I am enthralled by the show American Pickers. The idea of finding and restoring a precious relic while learning about its history and meaning is fascinating to me. I am even more so intrigued with antiques and learning about other families’ precious heirlooms after visiting a couple of times one my best friends in Iowa. Her grandmother was the curator for their small farm town’s museum in the heart of Main Street. There were rooms filled with donated and passed down heirlooms. Porcelain dolls highlighting technology and fashion trends, along with strollers and their accessories, filled a large portion of the old town building. There were tin signs, purses, sewing machine, furniture, jewelry, and other various antiques all crafted decades, if not a century, older than I. Most of these invaluable heirlooms were hand made or produced during the beginning of mass production.
Each of those pieces meant something to someone in the past; each had a unique story.
It was truly a treat for me, as none of my family homes had anything like this. And, during my first trip to Iowa, my friend’s parents gave me a unique gift – a miniature vintage John Deere made out of cast iron, complete with a twisted axle and faded yellow lettering, most probably from hours of play from a young farm boy. It is the “oldest” piece I own, and in time, I will pass it along to my son.
Both sides of my family immigrated to the United States between the very late 60s and early 70s. Their very humble beginnings consisted of essentially the clothes on their back, without knowing the language, much less the customs, and without some of their immediate family. Pictures are extremely scarce and a precious commodity that were sneaked out by other immigrants after them.

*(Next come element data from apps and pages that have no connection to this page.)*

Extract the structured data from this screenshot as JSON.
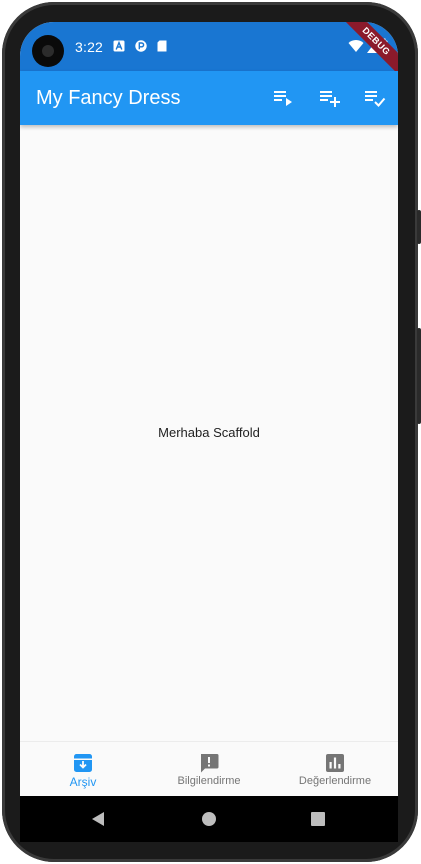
{
  "status_bar": {
    "time": "3:22",
    "debug_label": "DEBUG",
    "color": "#1976d2"
  },
  "app_bar": {
    "title": "My Fancy Dress",
    "color": "#2196f3",
    "actions": [
      "playlist-play-icon",
      "playlist-add-icon",
      "playlist-add-check-icon"
    ]
  },
  "body": {
    "center_text": "Merhaba Scaffold"
  },
  "bottom_nav": {
    "active_color": "#2196f3",
    "inactive_color": "#757575",
    "items": [
      {
        "label": "Arşiv",
        "icon": "archive-icon",
        "active": true
      },
      {
        "label": "Bilgilendirme",
        "icon": "announcement-icon",
        "active": false
      },
      {
        "label": "Değerlendirme",
        "icon": "assessment-icon",
        "active": false
      }
    ]
  },
  "system_nav": [
    "back-icon",
    "home-icon",
    "recents-icon"
  ]
}
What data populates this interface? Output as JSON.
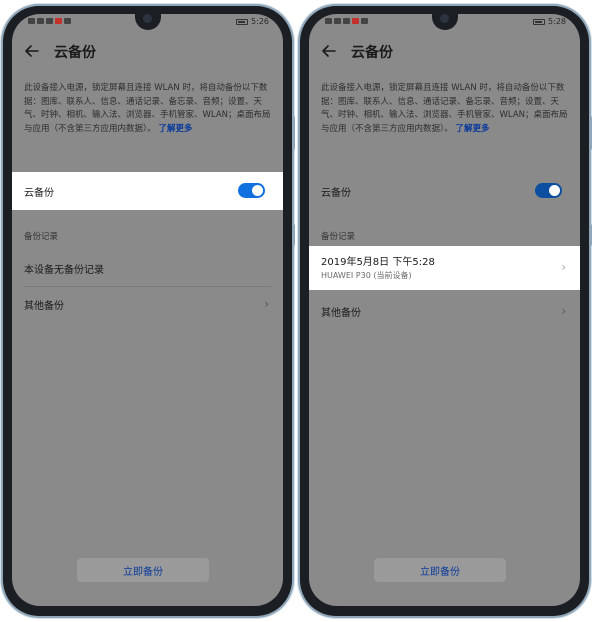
{
  "left": {
    "status": {
      "time": "5:26"
    },
    "header": {
      "title": "云备份"
    },
    "description": {
      "text": "此设备接入电源，锁定屏幕且连接 WLAN 时，将自动备份以下数据：图库、联系人、信息、通话记录、备忘录、音频；设置、天气、时钟、相机、输入法、浏览器、手机管家、WLAN；桌面布局与应用（不含第三方应用内数据）。",
      "learn_more": "了解更多"
    },
    "cloud_backup": {
      "label": "云备份",
      "enabled": true
    },
    "records": {
      "header": "备份记录",
      "empty_text": "本设备无备份记录",
      "other": "其他备份"
    },
    "backup_button": "立即备份"
  },
  "right": {
    "status": {
      "time": "5:28"
    },
    "header": {
      "title": "云备份"
    },
    "description": {
      "text": "此设备接入电源，锁定屏幕且连接 WLAN 时，将自动备份以下数据：图库、联系人、信息、通话记录、备忘录、音频；设置、天气、时钟、相机、输入法、浏览器、手机管家、WLAN；桌面布局与应用（不含第三方应用内数据）。",
      "learn_more": "了解更多"
    },
    "cloud_backup": {
      "label": "云备份",
      "enabled": true
    },
    "records": {
      "header": "备份记录",
      "item": {
        "date": "2019年5月8日 下午5:28",
        "device": "HUAWEI P30 (当前设备)"
      },
      "other": "其他备份"
    },
    "backup_button": "立即备份"
  },
  "colors": {
    "accent": "#1170e0",
    "link": "#0a3a9c",
    "dim_overlay": "#8a8a8a"
  },
  "icons": [
    "back-arrow-icon",
    "chevron-right-icon",
    "battery-icon",
    "wifi-icon"
  ]
}
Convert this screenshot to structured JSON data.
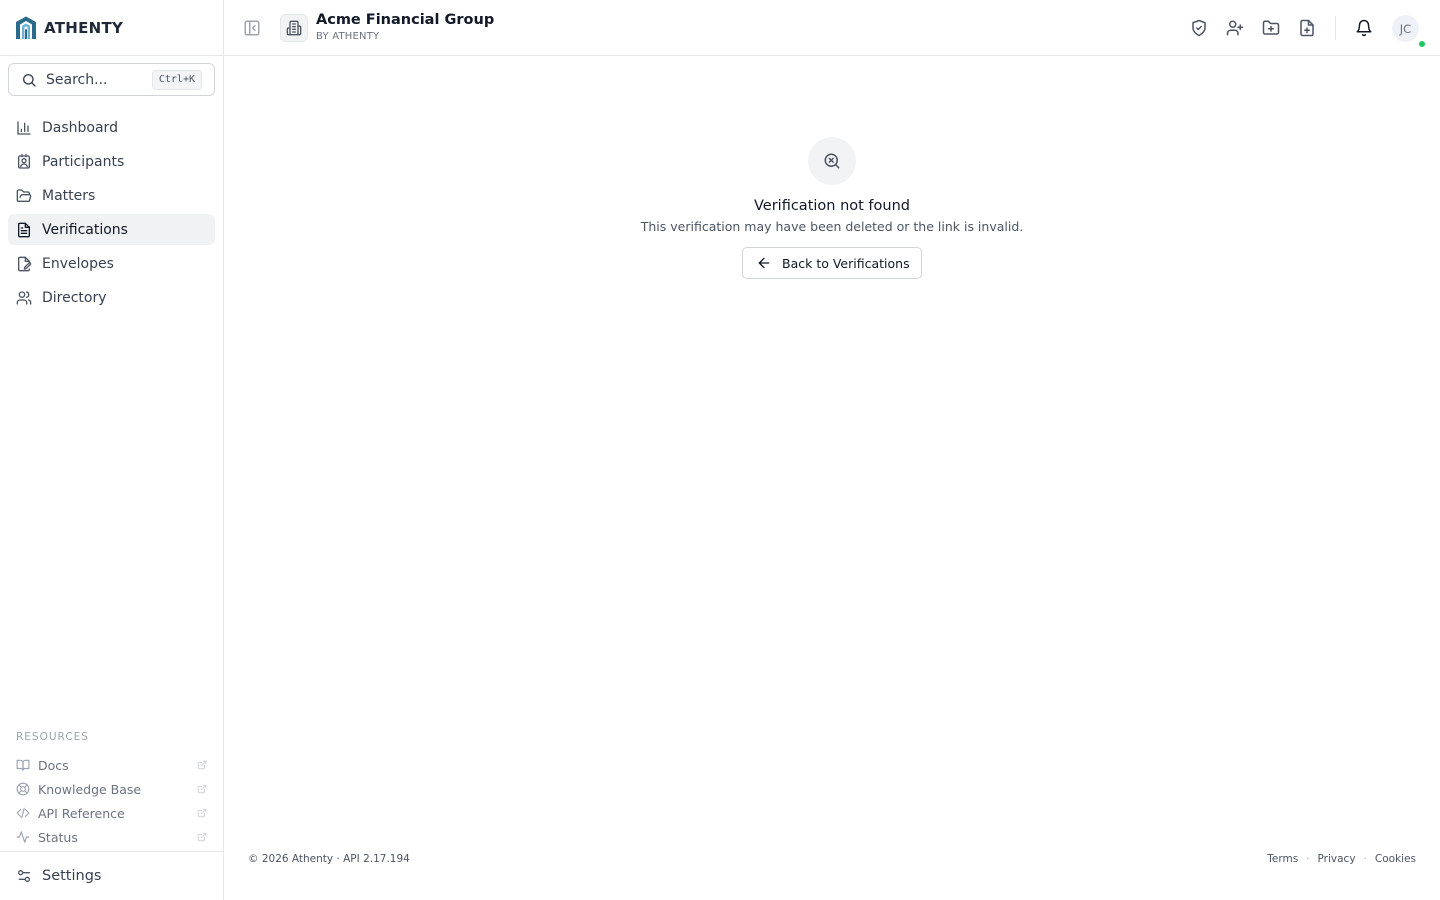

However, there is one precious heirloom we have from my father’s side of the family in which I was only aware of the story until after my grandmother’s passing last year.
When my grandparents, just a few years older than I, escaped with their two children, my grandmother entrusted the nuns at the Catholic Church across the street from their flat with their most precious belongings. It included my grandmother’s engagement ring, a few pictures of the children, along with their engagement and wedding snapshots and some hand made baby clothes by my extremely talented and patient grandmother. Years after they made it into the States, they were able to find the nuns they entrusted with their precious sentimental belongings in Central America.
Untouched, in the same envelope, were all those precious belongings from their native home.
Among them, was the only item my immediate family has in their possession – my father’s baptismal gown. It was handmade by my grandmother’s delicate and precise hands in the early 50s. As was passed down from one generation to another, she hand made her family’s clothes, including creating her own lace and embroidery. It is a dying art in today’s world, and she created it with such perfection that no fabricator nor finest store could replicate today. My mother has carefully cared for it all of these years, wrapped in tissue paper and still as white as the day it was made. It is the gown in which he, all my sisters, and both of our children have worn for our baptisms. Each of our initials and baptismal dates have been stitched on the bottom. This is the most precious heirloom I could possibly imagine to pass on to our children, their future cousins, and their generation beyond. It is not only a physical remnant of our family’s history, but a reminder of faith, trust, courage, determination and hard work.